the sunshine. I have used my time off to reflect on the needs of our
city, and how I can best serve Portlanders. I am writing to let you know
my future plans.
Each day I have worked in Portland City Hallâstarting as Mayor Vera
Katzâs Chief of Staff, then as a City Commissioner and now as your
MayorâI have been challenged, exhilarated, and most of all honored by
the opportunity to serve my fellow Portlanders and help shape the future
of our city. We have done great things together.
Since I took office as Mayor, weâve put nearly 2,000 people back to
work under the cityâs first Economic Development Strategy in 15 years.
We reined in City spending early, and have used the budget savings to
help thoseâlike the jobless and small business ownersâhit hardest by the
recession. Weâve made smart investments to expand summer education
programs and offer college scholarships to help thousands of students
graduate high school.
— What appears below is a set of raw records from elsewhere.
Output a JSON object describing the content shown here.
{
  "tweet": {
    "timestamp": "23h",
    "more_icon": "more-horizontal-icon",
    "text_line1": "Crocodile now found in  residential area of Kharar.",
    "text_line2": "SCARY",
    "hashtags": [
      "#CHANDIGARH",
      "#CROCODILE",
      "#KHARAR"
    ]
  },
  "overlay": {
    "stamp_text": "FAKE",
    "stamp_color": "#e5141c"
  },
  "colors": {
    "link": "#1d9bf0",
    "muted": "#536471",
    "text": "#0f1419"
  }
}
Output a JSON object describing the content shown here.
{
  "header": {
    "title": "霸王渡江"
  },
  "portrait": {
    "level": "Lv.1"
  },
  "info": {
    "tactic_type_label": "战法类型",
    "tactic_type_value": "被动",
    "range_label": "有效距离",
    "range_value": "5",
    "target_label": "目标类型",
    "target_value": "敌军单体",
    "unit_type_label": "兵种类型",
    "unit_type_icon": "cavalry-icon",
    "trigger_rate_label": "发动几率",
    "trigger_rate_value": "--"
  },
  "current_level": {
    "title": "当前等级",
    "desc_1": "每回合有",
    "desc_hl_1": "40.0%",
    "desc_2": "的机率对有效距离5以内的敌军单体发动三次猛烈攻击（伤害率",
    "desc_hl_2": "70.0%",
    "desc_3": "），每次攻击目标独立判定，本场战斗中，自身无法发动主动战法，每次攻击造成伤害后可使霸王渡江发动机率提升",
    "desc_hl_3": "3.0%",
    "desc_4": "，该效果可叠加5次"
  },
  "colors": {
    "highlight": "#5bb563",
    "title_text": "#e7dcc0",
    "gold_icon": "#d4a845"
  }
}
Weâve laid the groundwork to ensure that every
Portlander has access to arts and arts education. Weâve implemented a
360-degree anti-gang violence strategy, and approved tougher laws on
illegal guns and drugs. With our Climate Action Plan and initiatives
like Clean Energy Works Oregon, we have reduced our green house gas
We have made these changes by creating or invigorating community
partnerships, like the new Cradle to Career education partnership, the
emerging Portland Plan Partners Council, and the reorganized Planning
and Sustainability Commission. These community- and business-based
partnerships for change will endure, regardless of who holds positions
of leadership in the public and private sector.
Making progress in this mannerâprogress that is accountable,
resilient, and ever-improvingâis the reason that I entered public
service. We have a lot more work to do, which brings me squarely to my
I am under no illusion of how challenging the race for re-election
would be. Iâve been in tough elections before; nobody thought I could
win my city council race in 2004. But I believe for me to win
re-election as mayor, I would need to fundraise and campaign full-time,
As I have considered the reality of a possible re-election effort, I
have come to the conclusion that I have a choice: Move this agenda
forward, or campaign full-time for re-election.
With the state of our nation in such flux, and so many local issues
needing focused and hands-on mayoral leadership, for me, the choice is
My best service to Portland will be to complete the platform of
change and improvement you elected me to deliver: Creating jobs,
increasing the high school graduation rate, and making Portland the most
sustainable city, with the most equal of opportunities. This work is
well underway, and Iâm committed to making every day of the next 17
months count. Thus, I will not seek re-election.
Each dayâsupported by my partner, Peter, and my familyâI wake up
feeling blessed to have the opportunity to serve as your mayor. It is,
without a doubt, the best job in the world.
Itâs also a job I cannot do alone. I want to thank my staff, who
bring an unparalleled passion for this city to their work each and every
day. Iâd also like to thank my council colleagues, who have shared in
this vision for a better Portland, and have helped us realize it. And I
want to thank our community, business, non-profit, education, and faith
community partners, without whom we could not have accomplished this